tarcoola farm wallaby caught on trail cam

“Protecting and preserving our habitats and ecosystems is essential to the survival of all wildlife, and every acre left unexploited safeguards native animals that desperately need our help to survive. The role of private lands has now become an integral part of the solution, and private landholders with a concern for wildlife and habitat protection are in the unique and important position to make a very real contribution to conservation efforts across the country.” – Wildlife Land Trust.

Two ecological assessments of tarcoola done in recent years have confirmed that our property has notable nature conservation values due to the large number of mature native trees and the structural diversity of the remnant vegetation, and its connectivity to Wallaroo National Park. The vegetation in our riparian area is classed as a Threatened Ecological Community: Spotted Gum / Ironbark Woodland and the First Order Stream that runs through our wildlife corridor is part of the Hunter Water Catchment.

A riparian zone is land alongside creeks, streams, gullies, rivers and wetlands. These areas are unique and diverse and are often the most fertile parts of the landscape.*^

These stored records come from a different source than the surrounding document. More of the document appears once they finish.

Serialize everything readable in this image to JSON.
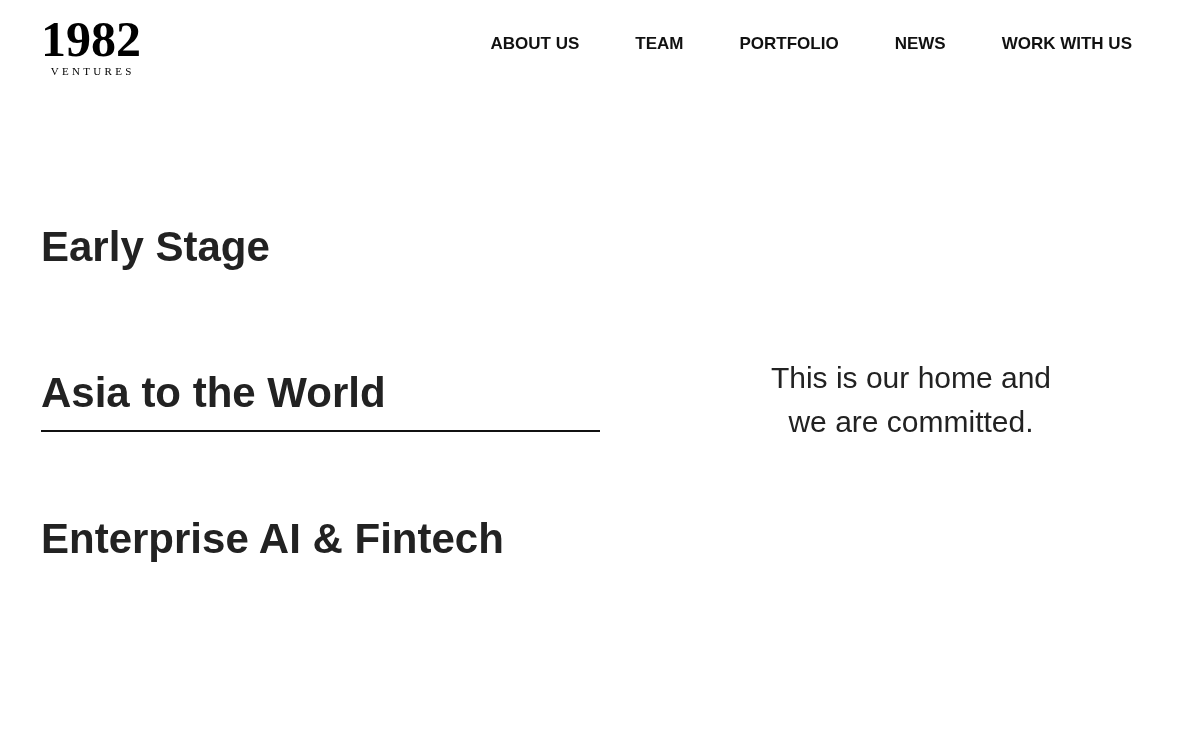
{
  "logo": {
    "numerals": "1982",
    "wordmark": "VENTURES"
  },
  "nav": [
    "ABOUT US",
    "TEAM",
    "PORTFOLIO",
    "NEWS",
    "WORK WITH US"
  ],
  "focus_areas": [
    {
      "title": "Early Stage",
      "selected": false
    },
    {
      "title": "Asia to the World",
      "selected": true
    },
    {
      "title": "Enterprise AI & Fintech",
      "selected": false
    }
  ],
  "description": "This is our home and we are committed."
}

Riparian land provides critical habitat for native plants and animals, particularly  threatened species. The vegetation along rivers and streams provides a connection for native plants and animals to move between patches of remnant vegetation in the landscape.*

Riparian lands often have a high level of biodiversity, and act as a refuge for plants and animals in times of stress such as during fire or prolonged drought. Species can move out from riparian refuges to recolonise adjacent areas when better times return. Some animals rely on riparian lands for their entire lifetime, whereas others may only need them at particular times during the day, in certain seasons, or during specific life stages.

Australia is fortunate to have one of the richest assemblages of endemic species on the planet, occupying an amazing diversity of habitats. Yet currently only 11.5% of the Australian landmass has some form of security as a protected area, and as a result we have one of the worst records for mammal extinctions and near extinctions of any developed country.

Creating habitat areas can be as simple or as detailed as you like. Just one Grevillea will bring nectar eating birds to your garden. Add a water bowl or bird bath and some shelter and you have started to create a wildlife area.

Habitat Stepping Stone is a fantastic initiative developed by Macquarie Uni (NSW) to help you find food, water, shelter elements to add to your property (backyard / balcony/ workspace) to create a habitat stepping stone for local wildlife. A website full of information, including how to build a frog pond, make a bird bath, plus a backyard bug guide and much more, we recommend you check it and encourage you to pledge to add 3 or more habitat options to your place and receive your Habitat Stepping Stone plaque for your front fence.

Land for Wildlife

Wildlife Land Trust

Conservation Agreements


Information sources: XXXXUPDATEXXX

*^ Water NSW 

* Importance of riparian land

Water and catchments –

** Wildlife Land Trust